revised Does the definition of the SI unit “second” require that possible perturbation of primary frequency standards should be measured?
(v3.14: Added two "Notes (p.s.)". Also: (trying to) restore the appropriate tag "[tag:duration]".)
May
26
comment Does the definition of the SI unit “second” require that possible perturbation of primary frequency standards should be measured?
Emilio Pisanty: Please consider this answer my attempt at a reply to several issues raised in your answer here, and in related comments. (Of course I'd welcome you commenting there in turn.) p.s. "I expect you to do your due diligence and check whether I have edited my answer when I say I have." -- I certainly agree to that. But I note, as a final remark on this curious matter, that there is no explicit mentioning of "your answer" in the comments following my OP question. And I apologize for not having been dilligent above and beyond that.
May
26
answered Does the definition of the SI unit “second” require that possible perturbation of primary frequency standards should be measured?
May
22
comment Does the definition of the SI unit “second” require that possible perturbation of primary frequency standards should be measured?
p.s. On first looks this answer of yours, especially the "Addendum" seems very interesting, thoughtful, substantial, and ... well ... very much debatable/contestable. (Indeed closely along the lines of physics.stackexchange.com/q/78684 where I put my two cents already). Indeed too interesting for me to get hung up too much about your preceding comment. (And, therefore, it may take rather until mid next week to express a reply; perhaps best in form of an own separate answer to my question; of which I plan to notify you explicitly, because, thankfully, you seem interested in the Physics.)
May
22
comment Does the definition of the SI unit “second” require that possible perturbation of primary frequency standards should be measured?
Emilio Pisanty: "Yes, that was intentional." -- Are you suggesting that I was lying in my preceding comment, and/or that I didn't in good conscience carry our correspondence right below the OP question since yesterday?? (<outrage streniously suppressed>) Well, no. Think again about the working conditions and habits of PSE contributors. I had been curious (and I had asked) when you mentioned "your edit" the first time (I considered whether you had referred again to that); the second time "your edit" came up I discovered this answer here right away.
May
21
comment Does the definition of the SI unit “second” require that possible perturbation of primary frequency standards should be measured?
Emilio Pisanty: Very sorry, only just now I noticed that you had posted this lengthy answer. (Btw., AFAIU its URL is specificly " physics.stackexchange.com/a/184999 "). So, thanks for that; I'll need to take a while to read it ... And, due to weekend etc.

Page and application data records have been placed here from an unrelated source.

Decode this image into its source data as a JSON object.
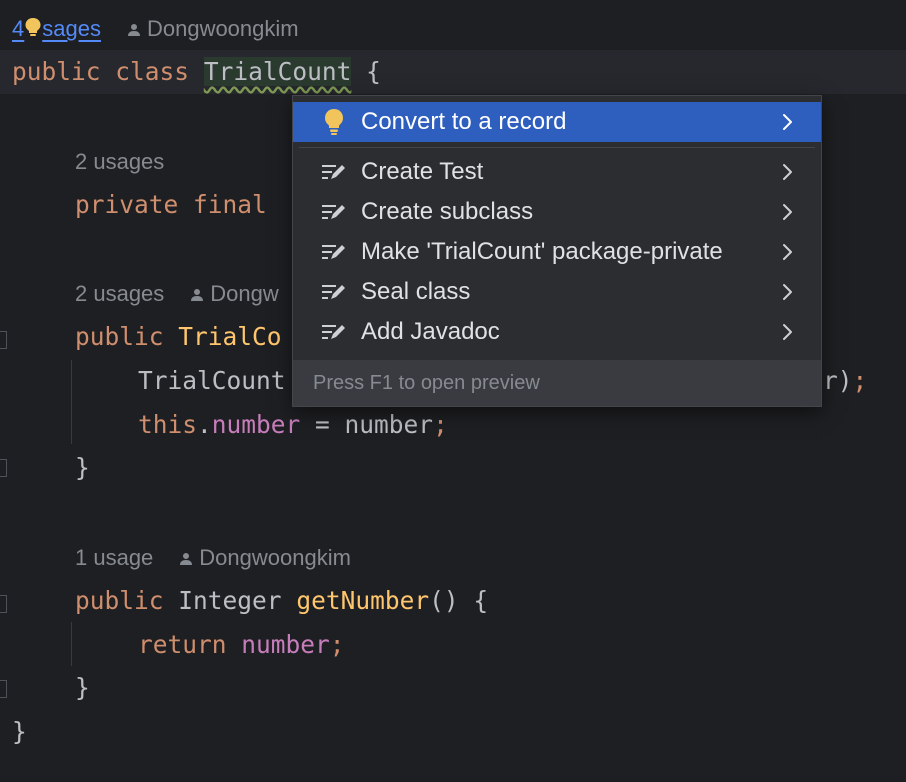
{
  "editor": {
    "class_usages": {
      "count": "4",
      "suffix": "sages",
      "author": "Dongwoongkim"
    },
    "class_decl": {
      "kw_public": "public",
      "kw_class": "class",
      "class_name": "TrialCount",
      "brace": "{"
    },
    "field_hint": {
      "usages": "2 usages"
    },
    "field_line": {
      "kw_private": "private",
      "kw_final": "final"
    },
    "ctor_hint": {
      "usages": "2 usages",
      "author": "Dongw"
    },
    "ctor_line": {
      "kw_public": "public",
      "name": "TrialCo"
    },
    "ctor_body_line1": {
      "text": "TrialCount",
      "tail": "r)",
      "semi": ";"
    },
    "ctor_body_line2": {
      "kw_this": "this",
      "dot": ".",
      "field": "number",
      "assign": " = number",
      "semi": ";"
    },
    "ctor_close": "}",
    "getter_hint": {
      "usages": "1 usage",
      "author": "Dongwoongkim"
    },
    "getter_line": {
      "kw_public": "public",
      "type": "Integer",
      "method": "getNumber",
      "rest": "() {"
    },
    "getter_body": {
      "kw_return": "return",
      "field": "number",
      "semi": ";"
    },
    "getter_close": "}",
    "class_close": "}"
  },
  "popup": {
    "items": [
      {
        "label": "Convert to a record",
        "icon": "bulb-icon",
        "selected": true
      },
      {
        "label": "Create Test",
        "icon": "edit-intention-icon"
      },
      {
        "label": "Create subclass",
        "icon": "edit-intention-icon"
      },
      {
        "label": "Make 'TrialCount' package-private",
        "icon": "edit-intention-icon"
      },
      {
        "label": "Seal class",
        "icon": "edit-intention-icon"
      },
      {
        "label": "Add Javadoc",
        "icon": "edit-intention-icon"
      }
    ],
    "footer": "Press F1 to open preview"
  },
  "colors": {
    "background": "#1e1f22",
    "keyword": "#cf8e6d",
    "field": "#c77dbb",
    "method": "#56a8f5",
    "selection": "#2e5fbe",
    "link": "#548af7",
    "bulb": "#f2c55c"
  }
}
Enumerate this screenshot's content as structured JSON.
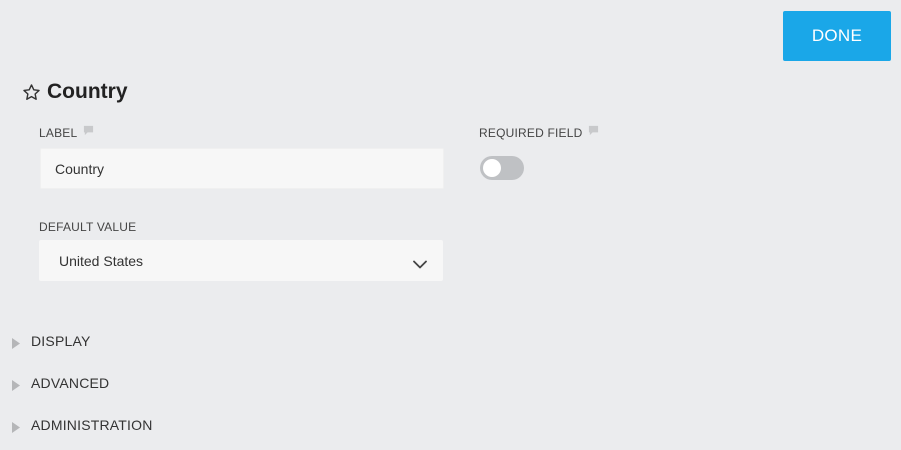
{
  "toolbar": {
    "done_label": "DONE"
  },
  "field": {
    "title": "Country",
    "label_caption": "LABEL",
    "label_value": "Country",
    "required_caption": "REQUIRED FIELD",
    "required_on": false,
    "default_caption": "DEFAULT VALUE",
    "default_value": "United States"
  },
  "sections": [
    {
      "label": "DISPLAY"
    },
    {
      "label": "ADVANCED"
    },
    {
      "label": "ADMINISTRATION"
    }
  ],
  "colors": {
    "accent": "#1aa7e8",
    "background": "#ebecee",
    "input_bg": "#f7f7f7",
    "toggle_off": "#bfc1c4"
  },
  "icons": {
    "favorite": "star-icon",
    "comment": "comment-icon",
    "dropdown": "chevron-down-icon",
    "expand": "caret-right-icon"
  }
}
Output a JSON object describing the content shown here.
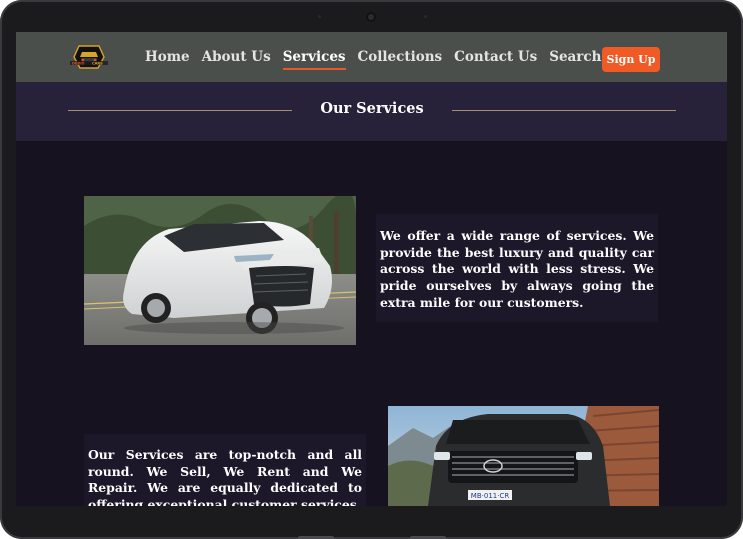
{
  "brand": {
    "logo_text": "DEXIO CARS",
    "accent": "#f05a24"
  },
  "nav": {
    "links": [
      {
        "label": "Home",
        "active": false
      },
      {
        "label": "About Us",
        "active": false
      },
      {
        "label": "Services",
        "active": true
      },
      {
        "label": "Collections",
        "active": false
      },
      {
        "label": "Contact Us",
        "active": false
      }
    ],
    "search_label": "Search",
    "search_icon": "search-icon",
    "signup_label": "Sign Up"
  },
  "section": {
    "title": "Our Services"
  },
  "services": [
    {
      "image": "white-lexus-suv-photo",
      "text": "We offer a wide range of services. We provide the best luxury and quality car across the world with less stress. We pride ourselves by always going the extra mile for our customers."
    },
    {
      "image": "black-toyota-land-cruiser-photo",
      "text": "Our Services are top-notch and all round. We Sell, We Rent and We Repair. We are equally dedicated to offering exceptional customer services."
    }
  ],
  "car2_plate": "MB·011·CR",
  "colors": {
    "nav_bg": "#4a4f4b",
    "header_bg": "#27223a",
    "page_bg": "#17121f"
  }
}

I may be able to submit some additional comment (as I surely may want to) only late on Monday.